**Brief:** Would you give the entries below again, precisely as they are written?

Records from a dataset
:::
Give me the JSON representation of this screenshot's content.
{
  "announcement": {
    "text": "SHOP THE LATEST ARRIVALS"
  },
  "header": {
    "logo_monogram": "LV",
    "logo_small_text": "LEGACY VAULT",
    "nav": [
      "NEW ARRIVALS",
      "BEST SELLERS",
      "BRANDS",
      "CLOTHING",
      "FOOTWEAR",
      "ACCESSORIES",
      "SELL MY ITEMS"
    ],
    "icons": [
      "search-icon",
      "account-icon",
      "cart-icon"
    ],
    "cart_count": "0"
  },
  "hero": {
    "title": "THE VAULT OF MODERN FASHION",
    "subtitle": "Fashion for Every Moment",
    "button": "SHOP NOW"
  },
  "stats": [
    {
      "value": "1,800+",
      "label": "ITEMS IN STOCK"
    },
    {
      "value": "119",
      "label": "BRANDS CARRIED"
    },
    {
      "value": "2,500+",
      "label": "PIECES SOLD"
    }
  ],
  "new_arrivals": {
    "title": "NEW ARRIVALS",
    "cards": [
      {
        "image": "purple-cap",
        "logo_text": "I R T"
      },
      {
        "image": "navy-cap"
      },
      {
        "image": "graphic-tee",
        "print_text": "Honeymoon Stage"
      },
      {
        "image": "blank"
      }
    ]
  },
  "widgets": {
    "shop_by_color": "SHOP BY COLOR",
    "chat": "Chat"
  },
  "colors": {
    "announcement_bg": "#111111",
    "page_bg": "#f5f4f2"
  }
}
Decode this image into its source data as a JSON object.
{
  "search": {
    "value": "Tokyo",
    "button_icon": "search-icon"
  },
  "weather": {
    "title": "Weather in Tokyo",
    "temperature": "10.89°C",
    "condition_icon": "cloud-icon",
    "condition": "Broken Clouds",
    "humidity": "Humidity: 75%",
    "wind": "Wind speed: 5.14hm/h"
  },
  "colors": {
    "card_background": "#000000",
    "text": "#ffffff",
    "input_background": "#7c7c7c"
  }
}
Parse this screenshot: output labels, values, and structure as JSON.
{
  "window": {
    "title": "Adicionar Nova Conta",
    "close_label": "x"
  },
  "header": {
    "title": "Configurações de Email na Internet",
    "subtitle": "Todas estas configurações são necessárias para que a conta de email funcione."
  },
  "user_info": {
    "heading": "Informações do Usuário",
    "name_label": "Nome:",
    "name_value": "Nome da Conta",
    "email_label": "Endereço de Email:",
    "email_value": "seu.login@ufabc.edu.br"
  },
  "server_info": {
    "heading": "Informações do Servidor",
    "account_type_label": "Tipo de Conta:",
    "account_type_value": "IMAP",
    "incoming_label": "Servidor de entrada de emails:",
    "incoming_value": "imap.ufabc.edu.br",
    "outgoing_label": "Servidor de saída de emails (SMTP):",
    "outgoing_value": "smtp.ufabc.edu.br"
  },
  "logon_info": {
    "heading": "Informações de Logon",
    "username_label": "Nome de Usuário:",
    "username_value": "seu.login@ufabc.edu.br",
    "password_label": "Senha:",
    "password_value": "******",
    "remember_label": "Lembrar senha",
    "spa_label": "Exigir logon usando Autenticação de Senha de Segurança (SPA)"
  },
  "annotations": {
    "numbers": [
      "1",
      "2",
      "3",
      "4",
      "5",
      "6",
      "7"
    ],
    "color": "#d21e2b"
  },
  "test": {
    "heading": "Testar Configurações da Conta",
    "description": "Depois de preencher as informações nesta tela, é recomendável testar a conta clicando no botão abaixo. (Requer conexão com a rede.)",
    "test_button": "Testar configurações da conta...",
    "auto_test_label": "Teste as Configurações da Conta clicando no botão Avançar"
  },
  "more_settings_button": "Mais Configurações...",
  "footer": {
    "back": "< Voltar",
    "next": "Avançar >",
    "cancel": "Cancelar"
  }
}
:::
**Answer to this exercise:**
Give me the JSON representation of this screenshot's content.
{
  "announcement": {
    "text": "SHOP THE LATEST ARRIVALS"
  },
  "header": {
    "logo_monogram": "LV",
    "logo_small_text": "LEGACY VAULT",
    "nav": [
      "NEW ARRIVALS",
      "BEST SELLERS",
      "BRANDS",
      "CLOTHING",
      "FOOTWEAR",
      "ACCESSORIES",
      "SELL MY ITEMS"
    ],
    "icons": [
      "search-icon",
      "account-icon",
      "cart-icon"
    ],
    "cart_count": "0"
  },
  "hero": {
    "title": "THE VAULT OF MODERN FASHION",
    "subtitle": "Fashion for Every Moment",
    "button": "SHOP NOW"
  },
  "stats": [
    {
      "value": "1,800+",
      "label": "ITEMS IN STOCK"
    },
    {
      "value": "119",
      "label": "BRANDS CARRIED"
    },
    {
      "value": "2,500+",
      "label": "PIECES SOLD"
    }
  ],
  "new_arrivals": {
    "title": "NEW ARRIVALS",
    "cards": [
      {
        "image": "purple-cap",
        "logo_text": "I R T"
      },
      {
        "image": "navy-cap"
      },
      {
        "image": "graphic-tee",
        "print_text": "Honeymoon Stage"
      },
      {
        "image": "blank"
      }
    ]
  },
  "widgets": {
    "shop_by_color": "SHOP BY COLOR",
    "chat": "Chat"
  },
  "colors": {
    "announcement_bg": "#111111",
    "page_bg": "#f5f4f2"
  }
}
Decode this image into its source data as a JSON object.
{
  "search": {
    "value": "Tokyo",
    "button_icon": "search-icon"
  },
  "weather": {
    "title": "Weather in Tokyo",
    "temperature": "10.89°C",
    "condition_icon": "cloud-icon",
    "condition": "Broken Clouds",
    "humidity": "Humidity: 75%",
    "wind": "Wind speed: 5.14hm/h"
  },
  "colors": {
    "card_background": "#000000",
    "text": "#ffffff",
    "input_background": "#7c7c7c"
  }
}
Parse this screenshot: output labels, values, and structure as JSON.
{
  "window": {
    "title": "Adicionar Nova Conta",
    "close_label": "x"
  },
  "header": {
    "title": "Configurações de Email na Internet",
    "subtitle": "Todas estas configurações são necessárias para que a conta de email funcione."
  },
  "user_info": {
    "heading": "Informações do Usuário",
    "name_label": "Nome:",
    "name_value": "Nome da Conta",
    "email_label": "Endereço de Email:",
    "email_value": "seu.login@ufabc.edu.br"
  },
  "server_info": {
    "heading": "Informações do Servidor",
    "account_type_label": "Tipo de Conta:",
    "account_type_value": "IMAP",
    "incoming_label": "Servidor de entrada de emails:",
    "incoming_value": "imap.ufabc.edu.br",
    "outgoing_label": "Servidor de saída de emails (SMTP):",
    "outgoing_value": "smtp.ufabc.edu.br"
  },
  "logon_info": {
    "heading": "Informações de Logon",
    "username_label": "Nome de Usuário:",
    "username_value": "seu.login@ufabc.edu.br",
    "password_label": "Senha:",
    "password_value": "******",
    "remember_label": "Lembrar senha",
    "spa_label": "Exigir logon usando Autenticação de Senha de Segurança (SPA)"
  },
  "annotations": {
    "numbers": [
      "1",
      "2",
      "3",
      "4",
      "5",
      "6",
      "7"
    ],
    "color": "#d21e2b"
  },
  "test": {
    "heading": "Testar Configurações da Conta",
    "description": "Depois de preencher as informações nesta tela, é recomendável testar a conta clicando no botão abaixo. (Requer conexão com a rede.)",
    "test_button": "Testar configurações da conta...",
    "auto_test_label": "Teste as Configurações da Conta clicando no botão Avançar"
  },
  "more_settings_button": "Mais Configurações...",
  "footer": {
    "back": "< Voltar",
    "next": "Avançar >",
    "cancel": "Cancelar"
  }
}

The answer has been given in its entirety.